Interface dataset entries:
/---

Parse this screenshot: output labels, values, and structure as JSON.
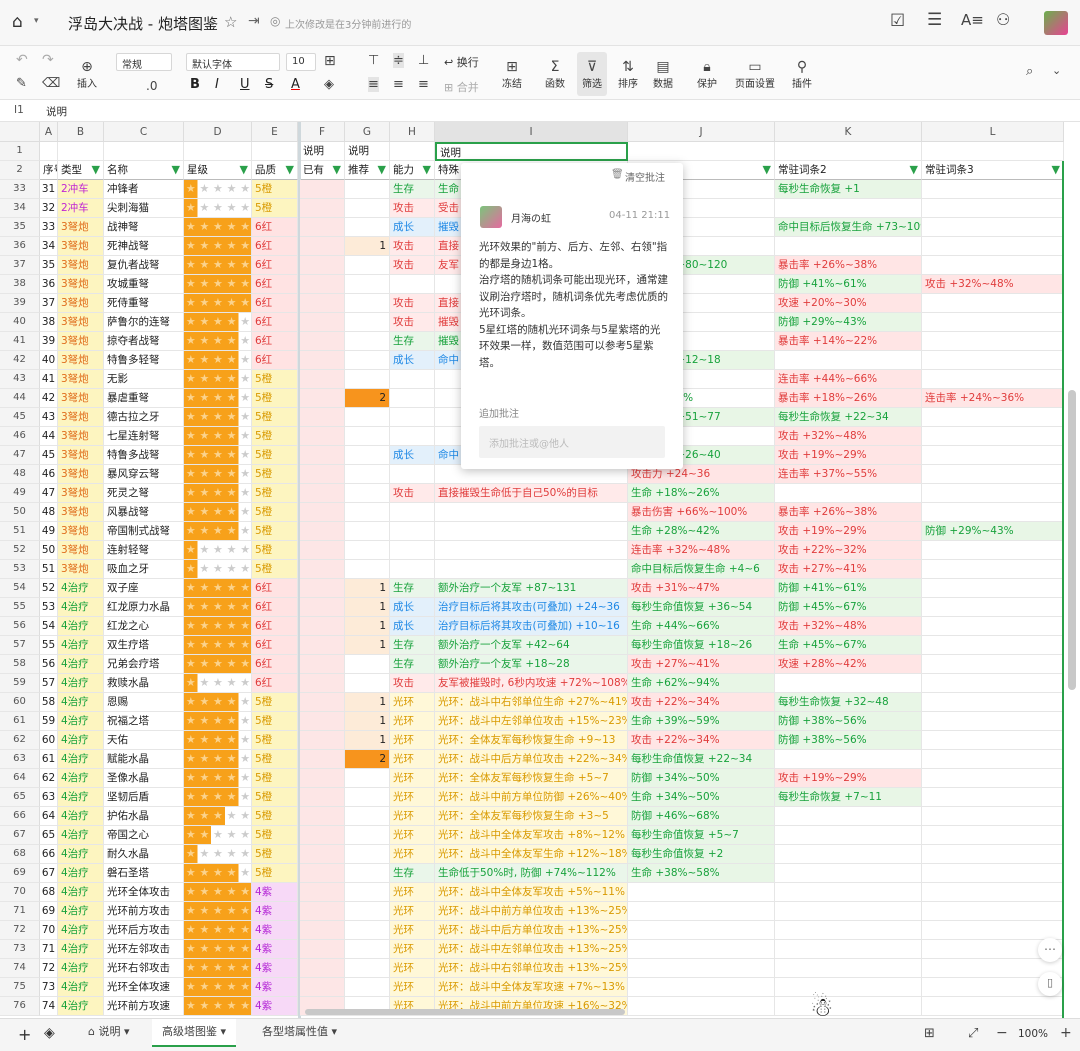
{
  "doc": {
    "title": "浮岛大决战 - 炮塔图鉴",
    "save_status": "上次修改是在3分钟前进行的"
  },
  "toolbar": {
    "font_style": "常规",
    "font_name": "默认字体",
    "font_size": "10",
    "decimal": ".0",
    "items": [
      "插入",
      "换行",
      "合并",
      "冻结",
      "函数",
      "筛选",
      "排序",
      "数据",
      "保护",
      "页面设置",
      "插件"
    ]
  },
  "formula": {
    "cell_ref": "I1",
    "content": "说明"
  },
  "columns": [
    "A",
    "B",
    "C",
    "D",
    "E",
    "F",
    "G",
    "H",
    "I",
    "J",
    "K",
    "L"
  ],
  "row1": {
    "F": "说明",
    "G": "说明",
    "I": "说明"
  },
  "row2": {
    "A": "序号",
    "B": "类型",
    "C": "名称",
    "D": "星级",
    "E": "品质",
    "F": "已有",
    "G": "推荐",
    "H": "能力",
    "I": "特殊",
    "J": "",
    "K": "常驻词条2",
    "L": "常驻词条3"
  },
  "colors": {
    "type_cyan": "#b425d6",
    "type_orange": "#e06c1b",
    "type_green": "#18a23c",
    "orange_star": "#f7a11a",
    "red": "#e03c3c",
    "gold": "#d99a00"
  },
  "rows": [
    [
      "33",
      "31",
      "2冲车",
      "冲锋者",
      1,
      "5橙",
      "",
      "",
      "生存",
      "生命",
      "~34%",
      "每秒生命恢复 +1",
      ""
    ],
    [
      "34",
      "32",
      "2冲车",
      "尖刺海猫",
      1,
      "5橙",
      "",
      "",
      "攻击",
      "受击",
      "~17%",
      "",
      ""
    ],
    [
      "35",
      "33",
      "3弩炮",
      "战神弩",
      5,
      "6红",
      "",
      "",
      "成长",
      "摧毁",
      "%~59%",
      "命中目标后恢复生命 +73~109",
      ""
    ],
    [
      "36",
      "34",
      "3弩炮",
      "死神战弩",
      5,
      "6红",
      "",
      "1",
      "攻击",
      "直接",
      "~78%",
      "",
      ""
    ],
    [
      "37",
      "35",
      "3弩炮",
      "复仇者战弩",
      5,
      "6红",
      "",
      "",
      "攻击",
      "友军",
      "恢复生命 +80~120",
      "暴击率 +26%~38%",
      ""
    ],
    [
      "38",
      "36",
      "3弩炮",
      "攻城重弩",
      5,
      "6红",
      "",
      "",
      "",
      "",
      "~67%",
      "防御 +41%~61%",
      "攻击 +32%~48%"
    ],
    [
      "39",
      "37",
      "3弩炮",
      "死侍重弩",
      5,
      "6红",
      "",
      "",
      "攻击",
      "直接",
      "~38%",
      "攻速 +20%~30%",
      ""
    ],
    [
      "40",
      "38",
      "3弩炮",
      "萨鲁尔的连弩",
      4,
      "6红",
      "",
      "",
      "攻击",
      "摧毁",
      "~26%",
      "防御 +29%~43%",
      ""
    ],
    [
      "41",
      "39",
      "3弩炮",
      "掠夺者战弩",
      4,
      "6红",
      "",
      "",
      "生存",
      "摧毁",
      "~32%",
      "暴击率 +14%~22%",
      ""
    ],
    [
      "42",
      "40",
      "3弩炮",
      "特鲁多轻弩",
      4,
      "6红",
      "",
      "",
      "成长",
      "命中",
      "恢复生命 +12~18",
      "",
      ""
    ],
    [
      "43",
      "41",
      "3弩炮",
      "无影",
      4,
      "5橙",
      "",
      "",
      "",
      "",
      "~77%",
      "连击率 +44%~66%",
      ""
    ],
    [
      "44",
      "42",
      "3弩炮",
      "暴虐重弩",
      4,
      "5橙",
      "",
      "2",
      "",
      "",
      "89%~133%",
      "暴击率 +18%~26%",
      "连击率 +24%~36%"
    ],
    [
      "45",
      "43",
      "3弩炮",
      "德古拉之牙",
      4,
      "5橙",
      "",
      "",
      "",
      "",
      "恢复生命 +51~77",
      "每秒生命恢复 +22~34",
      ""
    ],
    [
      "46",
      "44",
      "3弩炮",
      "七星连射弩",
      4,
      "5橙",
      "",
      "",
      "",
      "",
      "~70%",
      "攻击 +32%~48%",
      ""
    ],
    [
      "47",
      "45",
      "3弩炮",
      "特鲁多战弩",
      4,
      "5橙",
      "",
      "",
      "成长",
      "命中",
      "恢复生命 +26~40",
      "攻击 +19%~29%",
      ""
    ],
    [
      "48",
      "46",
      "3弩炮",
      "暴风穿云弩",
      4,
      "5橙",
      "",
      "",
      "",
      "",
      "攻击力 +24~36",
      "连击率 +37%~55%",
      ""
    ],
    [
      "49",
      "47",
      "3弩炮",
      "死灵之弩",
      4,
      "5橙",
      "",
      "",
      "攻击",
      "直接摧毁生命低于自己50%的目标",
      "生命 +18%~26%",
      "",
      ""
    ],
    [
      "50",
      "48",
      "3弩炮",
      "风暴战弩",
      4,
      "5橙",
      "",
      "",
      "",
      "",
      "暴击伤害 +66%~100%",
      "暴击率 +26%~38%",
      ""
    ],
    [
      "51",
      "49",
      "3弩炮",
      "帝国制式战弩",
      4,
      "5橙",
      "",
      "",
      "",
      "",
      "生命 +28%~42%",
      "攻击 +19%~29%",
      "防御 +29%~43%"
    ],
    [
      "52",
      "50",
      "3弩炮",
      "连射轻弩",
      1,
      "5橙",
      "",
      "",
      "",
      "",
      "连击率 +32%~48%",
      "攻击 +22%~32%",
      ""
    ],
    [
      "53",
      "51",
      "3弩炮",
      "吸血之牙",
      1,
      "5橙",
      "",
      "",
      "",
      "",
      "命中目标后恢复生命 +4~6",
      "攻击 +27%~41%",
      ""
    ],
    [
      "54",
      "52",
      "4治疗",
      "双子座",
      5,
      "6红",
      "",
      "1",
      "生存",
      "额外治疗一个友军 +87~131",
      "攻击 +31%~47%",
      "防御 +41%~61%",
      ""
    ],
    [
      "55",
      "53",
      "4治疗",
      "红龙原力水晶",
      5,
      "6红",
      "",
      "1",
      "成长",
      "治疗目标后将其攻击(可叠加) +24~36",
      "每秒生命值恢复 +36~54",
      "防御 +45%~67%",
      ""
    ],
    [
      "56",
      "54",
      "4治疗",
      "红龙之心",
      5,
      "6红",
      "",
      "1",
      "成长",
      "治疗目标后将其攻击(可叠加) +10~16",
      "生命 +44%~66%",
      "攻击 +32%~48%",
      ""
    ],
    [
      "57",
      "55",
      "4治疗",
      "双生疗塔",
      5,
      "6红",
      "",
      "1",
      "生存",
      "额外治疗一个友军 +42~64",
      "每秒生命值恢复 +18~26",
      "生命 +45%~67%",
      ""
    ],
    [
      "58",
      "56",
      "4治疗",
      "兄弟会疗塔",
      5,
      "6红",
      "",
      "",
      "生存",
      "额外治疗一个友军 +18~28",
      "攻击 +27%~41%",
      "攻速 +28%~42%",
      ""
    ],
    [
      "59",
      "57",
      "4治疗",
      "救赎水晶",
      1,
      "6红",
      "",
      "",
      "攻击",
      "友军被摧毁时, 6秒内攻速 +72%~108%",
      "生命 +62%~94%",
      "",
      ""
    ],
    [
      "60",
      "58",
      "4治疗",
      "恩赐",
      4,
      "5橙",
      "",
      "1",
      "光环",
      "光环：战斗中右邻单位生命 +27%~41%",
      "攻击 +22%~34%",
      "每秒生命恢复 +32~48",
      ""
    ],
    [
      "61",
      "59",
      "4治疗",
      "祝福之塔",
      4,
      "5橙",
      "",
      "1",
      "光环",
      "光环：战斗中左邻单位攻击 +15%~23%",
      "生命 +39%~59%",
      "防御 +38%~56%",
      ""
    ],
    [
      "62",
      "60",
      "4治疗",
      "天佑",
      4,
      "5橙",
      "",
      "1",
      "光环",
      "光环：全体友军每秒恢复生命 +9~13",
      "攻击 +22%~34%",
      "防御 +38%~56%",
      ""
    ],
    [
      "63",
      "61",
      "4治疗",
      "赋能水晶",
      4,
      "5橙",
      "",
      "2",
      "光环",
      "光环：战斗中后方单位攻击 +22%~34%",
      "每秒生命值恢复 +22~34",
      "",
      ""
    ],
    [
      "64",
      "62",
      "4治疗",
      "圣像水晶",
      4,
      "5橙",
      "",
      "",
      "光环",
      "光环：全体友军每秒恢复生命 +5~7",
      "防御 +34%~50%",
      "攻击 +19%~29%",
      ""
    ],
    [
      "65",
      "63",
      "4治疗",
      "坚韧后盾",
      4,
      "5橙",
      "",
      "",
      "光环",
      "光环：战斗中前方单位防御 +26%~40%",
      "生命 +34%~50%",
      "每秒生命恢复 +7~11",
      ""
    ],
    [
      "66",
      "64",
      "4治疗",
      "护佑水晶",
      3,
      "5橙",
      "",
      "",
      "光环",
      "光环：全体友军每秒恢复生命 +3~5",
      "防御 +46%~68%",
      "",
      ""
    ],
    [
      "67",
      "65",
      "4治疗",
      "帝国之心",
      2,
      "5橙",
      "",
      "",
      "光环",
      "光环：战斗中全体友军攻击 +8%~12%",
      "每秒生命值恢复 +5~7",
      "",
      ""
    ],
    [
      "68",
      "66",
      "4治疗",
      "耐久水晶",
      1,
      "5橙",
      "",
      "",
      "光环",
      "光环：战斗中全体友军生命 +12%~18%",
      "每秒生命值恢复 +2",
      "",
      ""
    ],
    [
      "69",
      "67",
      "4治疗",
      "磐石圣塔",
      4,
      "5橙",
      "",
      "",
      "生存",
      "生命低于50%时, 防御 +74%~112%",
      "生命 +38%~58%",
      "",
      ""
    ],
    [
      "70",
      "68",
      "4治疗",
      "光环全体攻击",
      5,
      "4紫",
      "",
      "",
      "光环",
      "光环：战斗中全体友军攻击 +5%~11%",
      "",
      "",
      ""
    ],
    [
      "71",
      "69",
      "4治疗",
      "光环前方攻击",
      5,
      "4紫",
      "",
      "",
      "光环",
      "光环：战斗中前方单位攻击 +13%~25%",
      "",
      "",
      ""
    ],
    [
      "72",
      "70",
      "4治疗",
      "光环后方攻击",
      5,
      "4紫",
      "",
      "",
      "光环",
      "光环：战斗中后方单位攻击 +13%~25%",
      "",
      "",
      ""
    ],
    [
      "73",
      "71",
      "4治疗",
      "光环左邻攻击",
      5,
      "4紫",
      "",
      "",
      "光环",
      "光环：战斗中左邻单位攻击 +13%~25%",
      "",
      "",
      ""
    ],
    [
      "74",
      "72",
      "4治疗",
      "光环右邻攻击",
      5,
      "4紫",
      "",
      "",
      "光环",
      "光环：战斗中右邻单位攻击 +13%~25%",
      "",
      "",
      ""
    ],
    [
      "75",
      "73",
      "4治疗",
      "光环全体攻速",
      5,
      "4紫",
      "",
      "",
      "光环",
      "光环：战斗中全体友军攻速 +7%~13%",
      "",
      "",
      ""
    ],
    [
      "76",
      "74",
      "4治疗",
      "光环前方攻速",
      5,
      "4紫",
      "",
      "",
      "光环",
      "光环：战斗中前方单位攻速 +16%~32%",
      "",
      "",
      ""
    ]
  ],
  "comment": {
    "clear": "清空批注",
    "author": "月海の虹",
    "time": "04-11 21:11",
    "text": "光环效果的\"前方、后方、左邻、右领\"指的都是身边1格。\n治疗塔的随机词条可能出现光环，通常建议刷治疗塔时，随机词条优先考虑优质的光环词条。\n5星红塔的随机光环词条与5星紫塔的光环效果一样，数值范围可以参考5星紫塔。",
    "add_label": "追加批注",
    "add_placeholder": "添加批注或@他人"
  },
  "tabs": [
    {
      "label": "说明"
    },
    {
      "label": "高级塔图鉴"
    },
    {
      "label": "各型塔属性值"
    }
  ],
  "zoom": "100%"
}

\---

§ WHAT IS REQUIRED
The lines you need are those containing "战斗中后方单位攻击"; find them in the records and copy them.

§ SOLUTION TO THE PROBLEM
      "光环：战斗中后方单位攻击 +22%~34%",
      "光环：战斗中后方单位攻击 +13%~25%",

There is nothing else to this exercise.